The Biden administration has missed year-end deadlines to completely roll back Trump-era energy efficiency standards, highlighting the volume of work challenging the Energy Department’s staff as it confronts a backlog of appliance reviews.
Final actions will now fall to 2022 for undoing Trump-era standards for light bulbs, clothes washers and dryers, and dishwashers—standards that some industry groups have welcomed, but that efficiency advocates have criticized as too lax.
And the DOE still has to finalize the second part of the Process Rule, a 40-year-old set of regulations that underpin the agency’s decision-making on appliance standards. The department finalized a rule in November that partially restored regulations that were gutted by the Trump administration.
The rollbacks come on top of the mountainous backlog of appliance standard reviews left by the previous administration, worrying some groups that want stronger rules.
“If they aren’t planning to get these done by their own deadlines, what’s that mean for updating dozens of standards ahead?” said Andrew deLaski, executive director of the Appliance Standards Awareness Project. “I’m concerned.”
The department’s Office of Energy Efficiency and Renewable Energy is required to review appliance standards every six years. But when President Joe Biden took office, the agency had missed legal deadlines for 28 product standards, according to the Appliance Standards Awareness Project. The organization seeks to advance tougher appliance, equipment, and lighting standards.
The administration has a total of 45 standards to work through by the end of its first term in January 2025, deLaski said.

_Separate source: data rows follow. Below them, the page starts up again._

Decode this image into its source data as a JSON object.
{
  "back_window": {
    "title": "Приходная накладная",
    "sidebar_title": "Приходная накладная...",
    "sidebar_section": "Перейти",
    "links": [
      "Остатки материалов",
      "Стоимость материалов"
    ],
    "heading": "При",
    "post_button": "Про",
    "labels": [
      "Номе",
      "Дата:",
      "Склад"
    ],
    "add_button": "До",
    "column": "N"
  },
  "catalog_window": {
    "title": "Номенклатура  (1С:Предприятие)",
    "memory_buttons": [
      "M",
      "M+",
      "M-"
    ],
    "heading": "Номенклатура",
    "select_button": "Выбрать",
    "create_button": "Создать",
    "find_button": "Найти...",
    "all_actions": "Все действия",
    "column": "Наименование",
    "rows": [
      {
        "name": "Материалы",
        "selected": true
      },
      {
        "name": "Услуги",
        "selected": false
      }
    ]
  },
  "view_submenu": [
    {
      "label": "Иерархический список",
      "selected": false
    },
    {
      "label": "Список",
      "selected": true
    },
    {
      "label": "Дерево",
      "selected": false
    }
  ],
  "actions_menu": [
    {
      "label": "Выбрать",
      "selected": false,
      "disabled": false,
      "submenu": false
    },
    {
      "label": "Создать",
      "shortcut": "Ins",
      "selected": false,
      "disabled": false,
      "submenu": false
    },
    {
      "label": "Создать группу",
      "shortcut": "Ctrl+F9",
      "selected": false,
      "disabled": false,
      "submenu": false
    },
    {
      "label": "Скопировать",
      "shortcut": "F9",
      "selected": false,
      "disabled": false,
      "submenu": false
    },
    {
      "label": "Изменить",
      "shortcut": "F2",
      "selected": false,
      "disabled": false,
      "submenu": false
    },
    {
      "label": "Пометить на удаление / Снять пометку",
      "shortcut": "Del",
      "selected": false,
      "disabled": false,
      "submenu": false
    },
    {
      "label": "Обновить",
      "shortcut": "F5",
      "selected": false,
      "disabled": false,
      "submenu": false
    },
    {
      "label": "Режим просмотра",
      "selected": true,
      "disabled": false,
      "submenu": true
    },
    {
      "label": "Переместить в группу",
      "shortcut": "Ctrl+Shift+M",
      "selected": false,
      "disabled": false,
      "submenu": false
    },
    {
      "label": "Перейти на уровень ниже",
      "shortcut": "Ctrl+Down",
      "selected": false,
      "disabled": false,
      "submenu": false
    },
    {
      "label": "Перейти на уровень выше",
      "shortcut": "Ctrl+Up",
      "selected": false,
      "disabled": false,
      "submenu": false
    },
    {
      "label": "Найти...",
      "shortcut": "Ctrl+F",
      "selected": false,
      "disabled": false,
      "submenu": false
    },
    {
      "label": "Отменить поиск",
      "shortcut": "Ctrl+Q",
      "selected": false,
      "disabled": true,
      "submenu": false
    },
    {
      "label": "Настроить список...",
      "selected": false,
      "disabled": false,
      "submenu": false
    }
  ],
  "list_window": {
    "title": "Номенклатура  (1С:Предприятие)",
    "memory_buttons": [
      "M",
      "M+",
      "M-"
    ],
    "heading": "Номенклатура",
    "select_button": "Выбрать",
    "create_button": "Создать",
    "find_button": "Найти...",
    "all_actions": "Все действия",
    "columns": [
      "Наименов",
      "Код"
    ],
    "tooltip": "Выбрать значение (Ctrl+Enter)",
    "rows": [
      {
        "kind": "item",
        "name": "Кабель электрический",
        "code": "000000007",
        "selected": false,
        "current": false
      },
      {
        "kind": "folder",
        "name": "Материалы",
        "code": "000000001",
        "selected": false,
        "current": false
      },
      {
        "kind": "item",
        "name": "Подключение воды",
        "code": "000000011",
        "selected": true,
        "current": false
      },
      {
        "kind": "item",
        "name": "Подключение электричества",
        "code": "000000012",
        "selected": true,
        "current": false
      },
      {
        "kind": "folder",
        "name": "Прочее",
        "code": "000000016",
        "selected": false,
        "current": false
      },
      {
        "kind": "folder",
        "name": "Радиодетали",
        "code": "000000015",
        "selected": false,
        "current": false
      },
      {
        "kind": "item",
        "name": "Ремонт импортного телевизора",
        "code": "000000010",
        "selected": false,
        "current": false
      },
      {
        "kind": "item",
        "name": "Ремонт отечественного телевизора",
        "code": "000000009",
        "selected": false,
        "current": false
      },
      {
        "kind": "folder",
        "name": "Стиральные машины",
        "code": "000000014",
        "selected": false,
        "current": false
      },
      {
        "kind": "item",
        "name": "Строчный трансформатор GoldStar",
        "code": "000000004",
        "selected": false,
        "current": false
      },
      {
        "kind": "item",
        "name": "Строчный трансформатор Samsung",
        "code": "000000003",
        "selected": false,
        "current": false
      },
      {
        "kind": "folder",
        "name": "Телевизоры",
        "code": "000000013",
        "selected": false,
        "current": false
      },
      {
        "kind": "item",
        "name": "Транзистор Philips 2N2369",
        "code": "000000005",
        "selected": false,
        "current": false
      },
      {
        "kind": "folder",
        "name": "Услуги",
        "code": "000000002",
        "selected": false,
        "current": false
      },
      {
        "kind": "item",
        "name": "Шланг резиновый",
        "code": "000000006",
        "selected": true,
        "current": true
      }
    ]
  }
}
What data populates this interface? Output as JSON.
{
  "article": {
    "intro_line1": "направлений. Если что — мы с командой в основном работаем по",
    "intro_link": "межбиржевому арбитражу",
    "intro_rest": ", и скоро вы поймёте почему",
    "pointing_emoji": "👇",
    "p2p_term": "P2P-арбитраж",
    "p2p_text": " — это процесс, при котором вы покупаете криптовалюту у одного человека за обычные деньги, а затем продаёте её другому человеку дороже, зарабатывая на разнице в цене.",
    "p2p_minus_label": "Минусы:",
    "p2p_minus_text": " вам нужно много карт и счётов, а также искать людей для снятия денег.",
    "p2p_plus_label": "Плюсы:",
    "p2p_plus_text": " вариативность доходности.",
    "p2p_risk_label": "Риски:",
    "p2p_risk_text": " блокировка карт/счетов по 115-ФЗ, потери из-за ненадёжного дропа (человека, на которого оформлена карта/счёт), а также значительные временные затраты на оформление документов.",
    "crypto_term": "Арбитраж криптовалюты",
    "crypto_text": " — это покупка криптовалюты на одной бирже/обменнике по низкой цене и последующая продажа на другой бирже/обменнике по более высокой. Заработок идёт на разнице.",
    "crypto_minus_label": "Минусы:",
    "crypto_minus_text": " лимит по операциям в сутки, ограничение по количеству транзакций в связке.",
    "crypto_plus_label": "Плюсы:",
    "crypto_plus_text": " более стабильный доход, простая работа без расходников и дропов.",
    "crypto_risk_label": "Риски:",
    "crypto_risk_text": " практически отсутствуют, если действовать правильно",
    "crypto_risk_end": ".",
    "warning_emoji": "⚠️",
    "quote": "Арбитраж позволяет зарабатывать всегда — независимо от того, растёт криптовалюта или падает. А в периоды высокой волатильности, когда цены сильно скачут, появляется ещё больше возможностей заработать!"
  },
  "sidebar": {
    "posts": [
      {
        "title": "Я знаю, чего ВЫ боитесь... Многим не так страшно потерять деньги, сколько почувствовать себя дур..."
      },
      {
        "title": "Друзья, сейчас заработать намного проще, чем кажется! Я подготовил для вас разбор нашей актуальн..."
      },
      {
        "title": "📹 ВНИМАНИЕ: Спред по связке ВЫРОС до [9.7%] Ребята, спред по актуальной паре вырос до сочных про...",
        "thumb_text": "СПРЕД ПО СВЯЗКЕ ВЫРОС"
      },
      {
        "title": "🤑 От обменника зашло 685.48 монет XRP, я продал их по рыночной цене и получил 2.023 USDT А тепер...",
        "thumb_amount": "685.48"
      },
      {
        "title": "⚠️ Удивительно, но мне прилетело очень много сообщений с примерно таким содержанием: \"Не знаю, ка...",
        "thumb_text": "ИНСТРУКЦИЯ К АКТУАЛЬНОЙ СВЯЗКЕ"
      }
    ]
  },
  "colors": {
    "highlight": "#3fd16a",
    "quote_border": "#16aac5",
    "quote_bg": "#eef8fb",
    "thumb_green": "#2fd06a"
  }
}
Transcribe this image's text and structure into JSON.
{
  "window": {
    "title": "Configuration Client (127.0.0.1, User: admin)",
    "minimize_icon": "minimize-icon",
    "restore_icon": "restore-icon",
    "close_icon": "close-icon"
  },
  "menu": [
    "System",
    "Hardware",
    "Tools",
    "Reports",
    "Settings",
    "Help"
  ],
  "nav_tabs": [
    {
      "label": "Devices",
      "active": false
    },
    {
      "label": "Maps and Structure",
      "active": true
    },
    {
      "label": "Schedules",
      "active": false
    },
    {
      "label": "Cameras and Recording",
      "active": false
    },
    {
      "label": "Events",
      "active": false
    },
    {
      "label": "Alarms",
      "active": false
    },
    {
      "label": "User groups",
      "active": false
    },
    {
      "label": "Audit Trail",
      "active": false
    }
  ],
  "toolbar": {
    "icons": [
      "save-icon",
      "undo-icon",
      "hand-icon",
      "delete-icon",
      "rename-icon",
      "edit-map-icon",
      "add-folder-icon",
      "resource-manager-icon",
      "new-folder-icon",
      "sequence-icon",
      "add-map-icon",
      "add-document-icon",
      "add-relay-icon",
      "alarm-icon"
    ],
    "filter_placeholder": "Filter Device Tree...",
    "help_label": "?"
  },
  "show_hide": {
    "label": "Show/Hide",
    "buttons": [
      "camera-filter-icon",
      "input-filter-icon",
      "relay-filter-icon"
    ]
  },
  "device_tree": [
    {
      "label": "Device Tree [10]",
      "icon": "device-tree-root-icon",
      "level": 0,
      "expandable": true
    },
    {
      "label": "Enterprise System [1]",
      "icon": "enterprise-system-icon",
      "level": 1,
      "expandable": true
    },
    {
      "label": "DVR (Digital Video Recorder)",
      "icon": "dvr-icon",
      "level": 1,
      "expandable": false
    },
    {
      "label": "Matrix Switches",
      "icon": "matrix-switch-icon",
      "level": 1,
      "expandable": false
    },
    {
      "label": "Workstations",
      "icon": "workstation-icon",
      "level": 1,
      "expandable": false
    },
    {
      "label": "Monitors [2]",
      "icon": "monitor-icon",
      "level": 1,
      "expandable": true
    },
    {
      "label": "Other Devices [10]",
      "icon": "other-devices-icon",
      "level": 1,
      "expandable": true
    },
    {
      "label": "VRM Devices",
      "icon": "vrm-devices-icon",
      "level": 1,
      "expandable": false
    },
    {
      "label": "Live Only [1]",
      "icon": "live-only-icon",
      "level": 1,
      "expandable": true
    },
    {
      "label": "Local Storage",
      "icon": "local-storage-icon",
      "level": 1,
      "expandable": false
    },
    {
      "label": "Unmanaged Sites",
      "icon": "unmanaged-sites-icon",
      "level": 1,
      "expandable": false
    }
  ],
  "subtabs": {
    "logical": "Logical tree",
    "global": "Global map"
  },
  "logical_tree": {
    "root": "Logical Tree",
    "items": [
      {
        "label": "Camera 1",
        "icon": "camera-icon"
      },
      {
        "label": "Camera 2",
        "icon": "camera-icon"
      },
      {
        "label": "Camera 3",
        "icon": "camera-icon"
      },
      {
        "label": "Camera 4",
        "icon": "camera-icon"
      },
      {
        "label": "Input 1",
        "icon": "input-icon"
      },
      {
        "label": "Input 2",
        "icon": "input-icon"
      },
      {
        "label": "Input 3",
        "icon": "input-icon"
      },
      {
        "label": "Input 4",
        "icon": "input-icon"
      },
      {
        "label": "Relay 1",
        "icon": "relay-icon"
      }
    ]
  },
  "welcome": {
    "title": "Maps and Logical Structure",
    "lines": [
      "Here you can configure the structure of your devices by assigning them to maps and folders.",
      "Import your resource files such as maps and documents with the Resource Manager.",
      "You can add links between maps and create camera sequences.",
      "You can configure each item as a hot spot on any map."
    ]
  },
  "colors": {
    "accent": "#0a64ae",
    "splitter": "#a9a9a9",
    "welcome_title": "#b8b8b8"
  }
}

Biden signed an executive order directing federal agencies to consider rolling back or revising Trump-era rules that conflict with his climate objectives. The order instructed agencies to draft a list of actions to be “completed” by Dec. 31, 2021. In February, DOE identified 13 efficiency rules it would review.
The department has followed Biden’s executive order by finalizing eight efficiency rules and published proposals on the remaining five, a DOE spokesperson said in a statement to Bloomberg Law. The agency didn’t make anyone available for an interview.
“The department will continue work with all parties to move these rules through the regulatory process that will provide energy-efficient products that meet consumer needs and help reach our climate goals,” the spokesperson said.
Reducing Household Bills
Six environmental groups, including the Natural Resources Defenses Council, also demanded faster action on rolling back Trump-era energy efficiency standards in a Dec. 17 letter to Energy Secretary Jennifer Granholm.
Timely completion of new and updated efficiency standards for appliances and equipment could reduce annual household utility bills by $100 on average by 2030, with savings increasing to $350 annually by 2050, the groups estimated.
“The benefits of this program are too great for any further delay,” the groups wrote in the letter.
And stronger appliance standards could remove carbon emissions equivalent to at least 13 coal-fired power plants by 2050, the appliance standards group estimated in a report last year.
Some Trump-era standards—like those for dishwashers and shower heads—didn’t come at the behest of manufacturers, who now find some of the Biden administration’s actions welcome or acceptable.
November’s Process Rule changes “largely satisfied” the National Electrical Manufacturers Association, said Alex Boesenberg, the group’s director of regulatory affairs. The final rule eliminated a strict minimum energy savings threshold to set a standard, loosened requirements to use manufacturer-developed testing procedures, and moves to reinstate a negotiation process that could lead to quicker standards.
The department struck an acceptable balance to maintain its internal flexibility,” Boesenberg said.
Others face industry opposition and could prompt pushback.
On Dec. 21, the DOE finalized an action to undo a Trump action in January that withdrew stronger standards for gas furnaces, water heaters, and boilers in homes and commercial buildings. The products are among the highest energy users in many homes and buildings.
The Trump rule followed a petition from the American Gas Association, which represents natural gas delivery companies, and other industry groups.
The Biden rule could cause “significant complications for millions of homes and businesses by limiting their options when they seek to replace furnaces and water heaters, leading to unintended consequences such as lower overall energy efficiency, greater consumer costs and higher greenhouse gas emissions,” the association said in a Dec. 30 statement.
“AGA supports energy efficiency standards that are technologically feasible and economically justified,” the group said, adding that natural gas utilities have invested more than $3.8 million a day in energy efficiency programs.